From the entries below, copy every line holding the word "legend".
- - -
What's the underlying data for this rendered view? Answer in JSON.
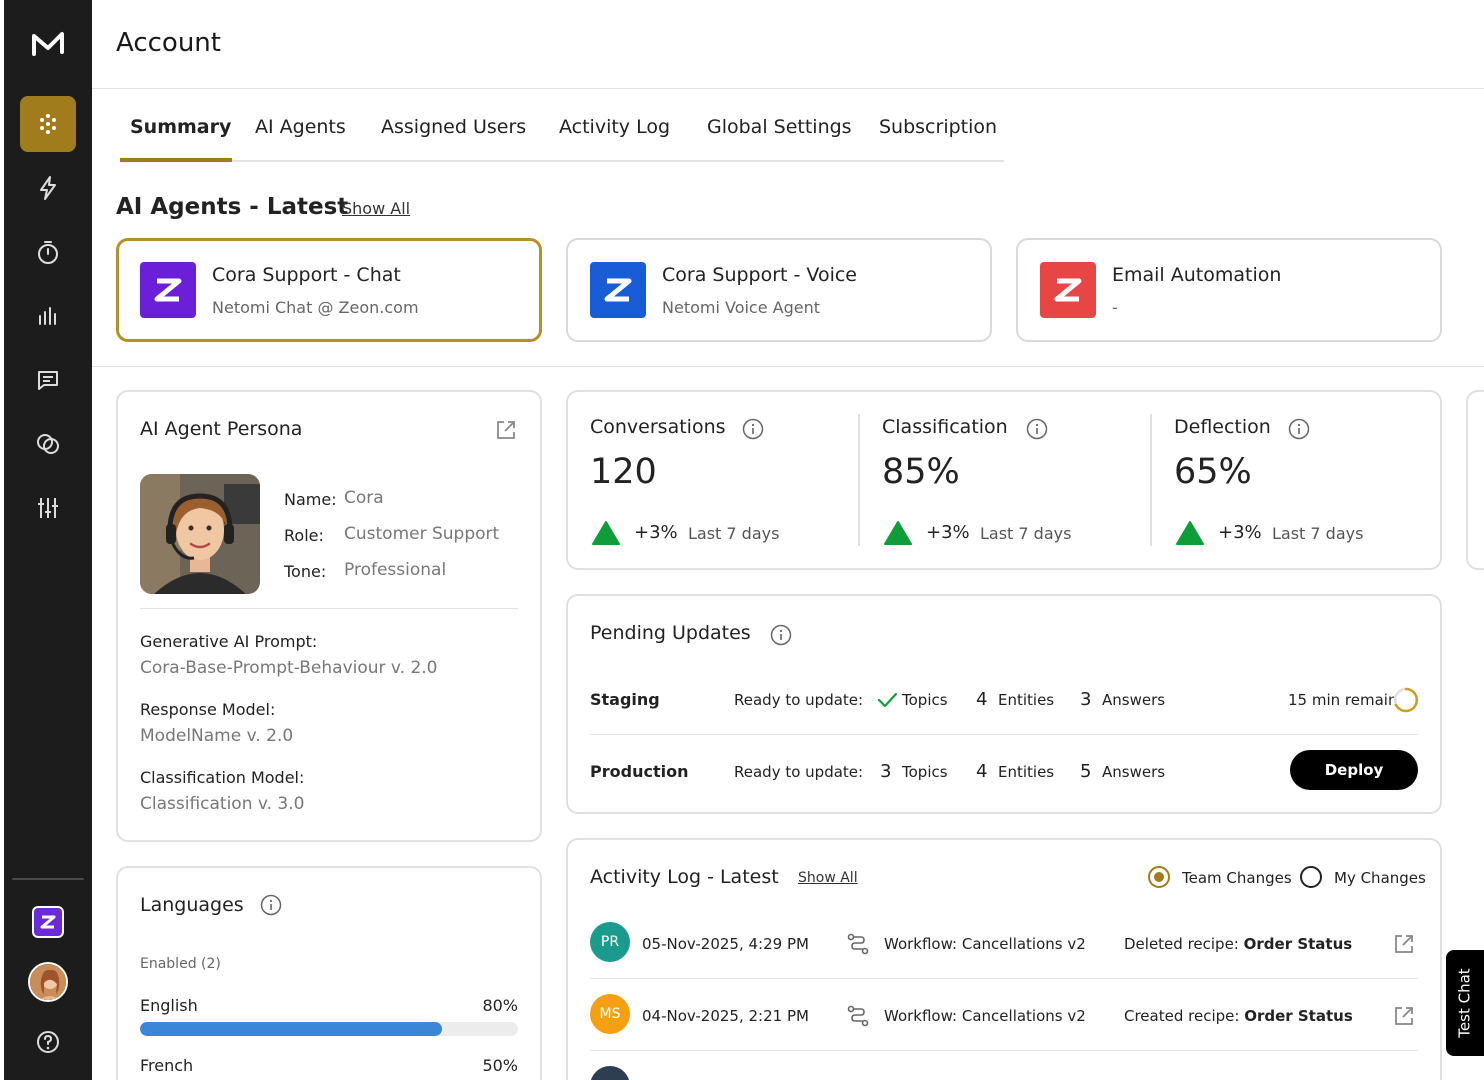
{
  "header": {
    "title": "Account"
  },
  "tabs": [
    {
      "label": "Summary",
      "active": true
    },
    {
      "label": "AI Agents"
    },
    {
      "label": "Assigned Users"
    },
    {
      "label": "Activity Log"
    },
    {
      "label": "Global Settings"
    },
    {
      "label": "Subscription"
    }
  ],
  "agents_latest": {
    "title": "AI Agents - Latest",
    "show_all": "Show All",
    "cards": [
      {
        "name": "Cora Support - Chat",
        "sub": "Netomi Chat @ Zeon.com",
        "color": "#6b1fd8",
        "selected": true
      },
      {
        "name": "Cora Support - Voice",
        "sub": "Netomi Voice Agent",
        "color": "#1a5bd6"
      },
      {
        "name": "Email Automation",
        "sub": "-",
        "color": "#e84545"
      }
    ]
  },
  "persona": {
    "title": "AI Agent Persona",
    "name_label": "Name:",
    "name": "Cora",
    "role_label": "Role:",
    "role": "Customer Support",
    "tone_label": "Tone:",
    "tone": "Professional",
    "prompt_label": "Generative AI Prompt:",
    "prompt": "Cora-Base-Prompt-Behaviour v. 2.0",
    "response_label": "Response Model:",
    "response": "ModelName v. 2.0",
    "classification_label": "Classification Model:",
    "classification": "Classification v. 3.0"
  },
  "metrics": [
    {
      "label": "Conversations",
      "value": "120",
      "change": "+3%",
      "period": "Last 7 days"
    },
    {
      "label": "Classification",
      "value": "85%",
      "change": "+3%",
      "period": "Last 7 days"
    },
    {
      "label": "Deflection",
      "value": "65%",
      "change": "+3%",
      "period": "Last 7 days"
    }
  ],
  "pending": {
    "title": "Pending Updates",
    "staging": {
      "env": "Staging",
      "ready": "Ready to update:",
      "topics_label": "Topics",
      "entities_num": "4",
      "entities_label": "Entities",
      "answers_num": "3",
      "answers_label": "Answers",
      "remain": "15 min remain"
    },
    "production": {
      "env": "Production",
      "ready": "Ready to update:",
      "topics_num": "3",
      "topics_label": "Topics",
      "entities_num": "4",
      "entities_label": "Entities",
      "answers_num": "5",
      "answers_label": "Answers",
      "deploy": "Deploy"
    }
  },
  "activity": {
    "title": "Activity Log - Latest",
    "show_all": "Show All",
    "team": "Team Changes",
    "mine": "My Changes",
    "rows": [
      {
        "initials": "PR",
        "color": "#1a9b8e",
        "date": "05-Nov-2025, 4:29 PM",
        "workflow": "Workflow: Cancellations v2",
        "action": "Deleted recipe:",
        "target": "Order Status"
      },
      {
        "initials": "MS",
        "color": "#f5a012",
        "date": "04-Nov-2025, 2:21 PM",
        "workflow": "Workflow: Cancellations v2",
        "action": "Created recipe:",
        "target": "Order Status"
      }
    ]
  },
  "languages": {
    "title": "Languages",
    "enabled": "Enabled (2)",
    "items": [
      {
        "name": "English",
        "pct": "80%",
        "fill": 0.8
      },
      {
        "name": "French",
        "pct": "50%",
        "fill": 0.5
      }
    ]
  },
  "test_chat": "Test Chat"
}
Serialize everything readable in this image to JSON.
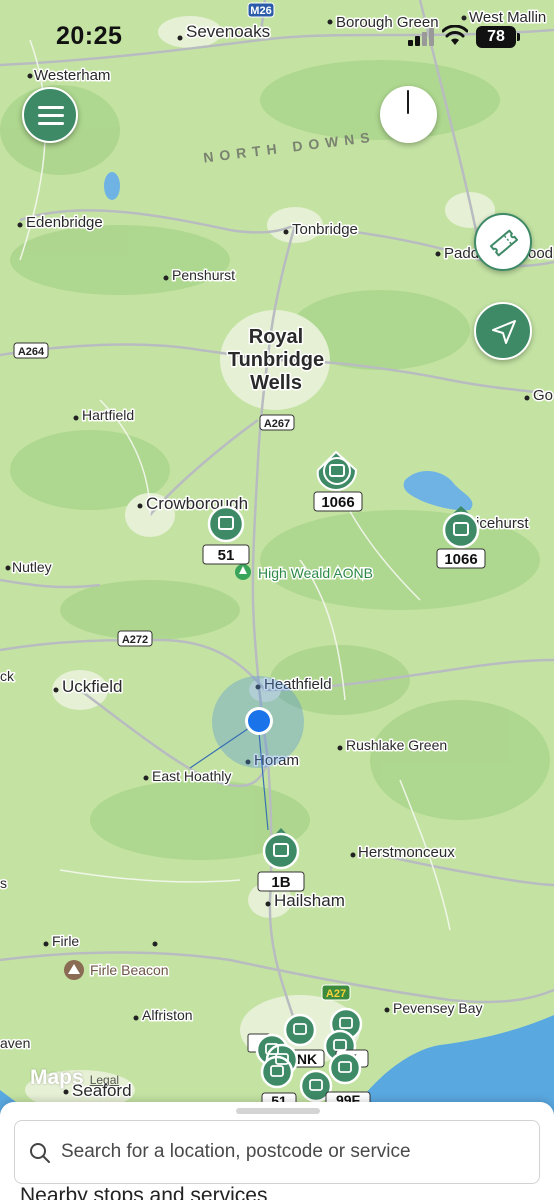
{
  "status_bar": {
    "time": "20:25",
    "battery": "78"
  },
  "map": {
    "places": [
      "Sevenoaks",
      "Westerham",
      "Borough Green",
      "West Mallin",
      "Edenbridge",
      "Tonbridge",
      "Padd",
      "ood",
      "Penshurst",
      "Royal",
      "Tunbridge",
      "Wells",
      "Hartfield",
      "Go",
      "Crowborough",
      "Nutley",
      "icehurst",
      "Uckfield",
      "Heathfield",
      "East Hoathly",
      "Horam",
      "Rushlake Green",
      "Herstmonceux",
      "ck",
      "s",
      "Hailsham",
      "Firle",
      "Alfriston",
      "Pevensey Bay",
      "aven",
      "Seaford",
      "NK",
      "K"
    ],
    "region_label": "NORTH DOWNS",
    "poi": [
      "High Weald AONB",
      "Firle Beacon"
    ],
    "roads": [
      "M26",
      "A264",
      "A267",
      "A272",
      "A27"
    ],
    "bus_stops": [
      "1066",
      "51",
      "1066",
      "1B",
      "51",
      "99F"
    ]
  },
  "icons": {
    "menu": "menu-icon",
    "compass": "compass-icon",
    "ticket": "ticket-icon",
    "locate": "location-arrow-icon",
    "bus": "bus-icon",
    "search": "search-icon"
  },
  "colors": {
    "accent": "#3e8a66",
    "sea": "#5aa8e0",
    "user_location": "#1a73e8"
  },
  "attribution": {
    "brand": "Maps",
    "legal": "Legal"
  },
  "search": {
    "placeholder": "Search for a location, postcode or service"
  },
  "sheet": {
    "heading": "Nearby stops and services"
  }
}
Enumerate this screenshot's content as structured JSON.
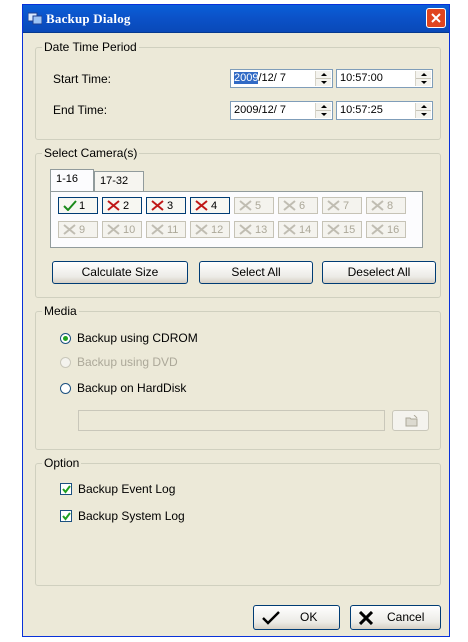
{
  "window": {
    "title": "Backup Dialog"
  },
  "date_time": {
    "legend": "Date Time Period",
    "start_label": "Start Time:",
    "start_date_selected": "2009",
    "start_date_rest": "/12/  7",
    "start_time": "10:57:00",
    "end_label": "End Time:",
    "end_date": "2009/12/  7",
    "end_time": "10:57:25"
  },
  "cameras": {
    "legend": "Select Camera(s)",
    "tabs": [
      "1-16",
      "17-32"
    ],
    "items": [
      {
        "label": "1",
        "state": "checked"
      },
      {
        "label": "2",
        "state": "unchecked"
      },
      {
        "label": "3",
        "state": "unchecked"
      },
      {
        "label": "4",
        "state": "unchecked"
      },
      {
        "label": "5",
        "state": "disabled"
      },
      {
        "label": "6",
        "state": "disabled"
      },
      {
        "label": "7",
        "state": "disabled"
      },
      {
        "label": "8",
        "state": "disabled"
      },
      {
        "label": "9",
        "state": "disabled"
      },
      {
        "label": "10",
        "state": "disabled"
      },
      {
        "label": "11",
        "state": "disabled"
      },
      {
        "label": "12",
        "state": "disabled"
      },
      {
        "label": "13",
        "state": "disabled"
      },
      {
        "label": "14",
        "state": "disabled"
      },
      {
        "label": "15",
        "state": "disabled"
      },
      {
        "label": "16",
        "state": "disabled"
      }
    ],
    "calculate_label": "Calculate Size",
    "select_all_label": "Select All",
    "deselect_all_label": "Deselect All"
  },
  "media": {
    "legend": "Media",
    "cdrom_label": "Backup using CDROM",
    "dvd_label": "Backup using DVD",
    "harddisk_label": "Backup on HardDisk",
    "path_value": ""
  },
  "option": {
    "legend": "Option",
    "event_log_label": "Backup Event Log",
    "system_log_label": "Backup System Log"
  },
  "footer": {
    "ok_label": "OK",
    "cancel_label": "Cancel"
  },
  "colors": {
    "check_green": "#1a8a1a",
    "x_red": "#c01818",
    "title_blue": "#0a5fd8"
  }
}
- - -
Answer to this problem:
    "legend": "Date Time Period",
    "legend": "Select Camera(s)",
    "legend": "Media",
    "legend": "Option",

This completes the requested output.